Prebiotic Chemistry on Exoplanets
Atmospheric Chemistry


I am a postdoc in the Department of Earth Sciences with affiliations at Cavendish Astrophysics and the MRC Labratory of Molecular Biology. I explore the diverse geochemical and astronomical contexts for prebiotic chemistry. My expertise is in chemical kinetics, primarily in the context of atmospheric chemistry and astrochemistry.

PhD in Physics from Ohio State University (2012) Advisers: Eric Herbst & Richard Freeman

BS in Physics from University of Colorado Health Sciences (2005)


I'm primarily exploring prebiotic chemistry proceeding from hydrogen cyanide and other feedstock molecules at high concentrations in surface environments. The two scenarios I explore in depth are impact-generated craters where cyanide and other feedstock molecules are stored in organometallic complexes, to be liberated by interaction with water and ultraviolet light, and then activated and transformed by that ultraviolet light. I explore these scenarios using a combination of theory and experiment.


I employ atmospheric and magma chemistry models based on a comprehensive chemical network that is valid for H/C/N/O chemistry, incorporating some metallic chemistry as well as limited (but growing) Cl/S/P networks.
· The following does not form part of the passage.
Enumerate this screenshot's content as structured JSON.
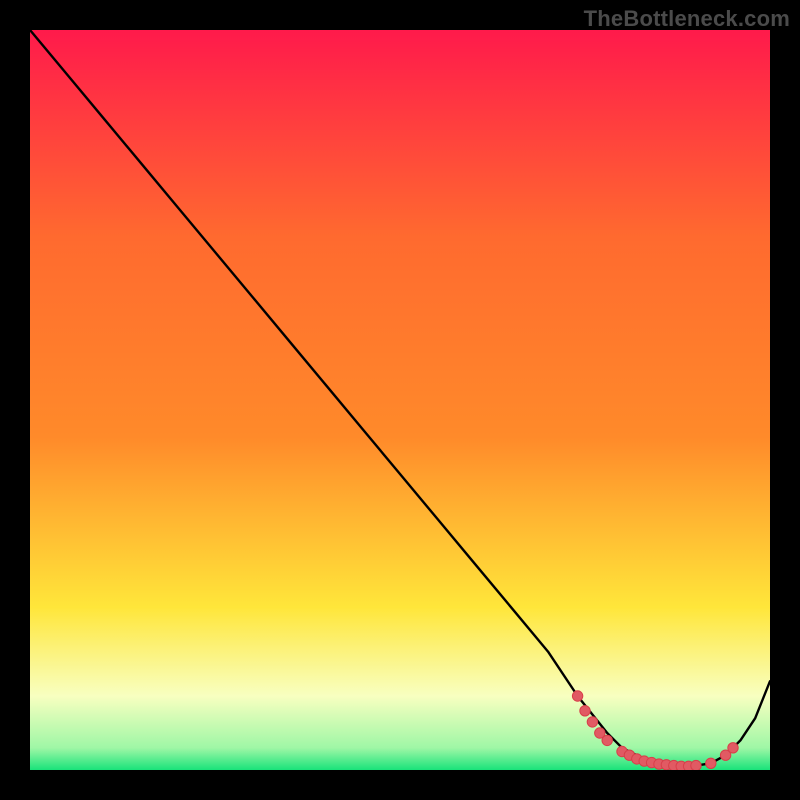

The models are benchmarked against observations of Earth, Mars, Jupiter, exoplanets (from ultra-hot to warm Jupiters), and, recently, Venus. These models are applied to atmospheres of varying oxidation states, representing the broad uncertainty about Earth's atmosphere during the Hadean (< 3.8 Ga), the time when life likely originated on Earth. They are used to model photochemistry, energetic particle chemistry, and chemistry induced by lightning and impacts. I work closely with colleagues who employ more robust and self-consistent magma chemistry, atmospheric evolution, energetic particle propagation and early impact models in the attempt to obtain a comprehensive view of the global atmospheric and surface environment of the Hadean Earth, and to provide insight about local environments within which the first chemical steps toward life may have occurred.


I have designed an experimental apparatus to simulate plausible surface environments, by using lamps and filters to supply ultraviolet light that is similar to the young sun, and surfaces and mixtures supplied either by impacts or by magmatic outgassing. This apparatus is called StarLab, and resides at the MRC Laboratory of Molecular Biology. I also work on magma chemistry experiments to simulate ultra-reduced nitrogen-rich magmas, to find out if they can supply key feedstock molecules required for prebiotic chemistry, especially cyanoacetylene. The magma experiments will take place in Earth Sciences. I also collaborate closely with a research group in Prague lead by Martin Ferus, who simulate impacts. The results of their experiments and of my magma experiments inform what chemistries may have been present in these surface environments, and therefore what chemistry to start with in the StarLab.


Key publications: 

Rimmer, P.B. and Helling, C., 2016. A chemical kinetics network for lightning and life in planetary atmospheres. The Astrophysical Journal Supplement Series224(1), p.9.

Rimmer, P.B., Xu, J., Thompson, S.J., Gillen, E., Sutherland, J.D. and Queloz, D., 2018. The origin of RNA precursors on exoplanets. Science advances4(8), p.eaar3302.

Rimmer, P.B. and Shorttle, O., 2019. Origin of Life’s Building Blocks in Carbon-and Nitrogen-Rich Surface Hydrothermal Vents. Life, 9(1), p.12.

Rimmer, P.B., Ferus, M., Waldmann, I., et al. Identifiable Acetylene Features Predicted for Young Earth-like Exoplanets with Reducing Atmospheres undergoing Late Heavy Bombardment. Submitted to the Astrophysical Journal.

Simons Senior Fellow
Dr Paul Brandon Rimmer

Contact Details

Email address: 
+44 (0) 1223 333462


Person keywords: 
Computer Simulations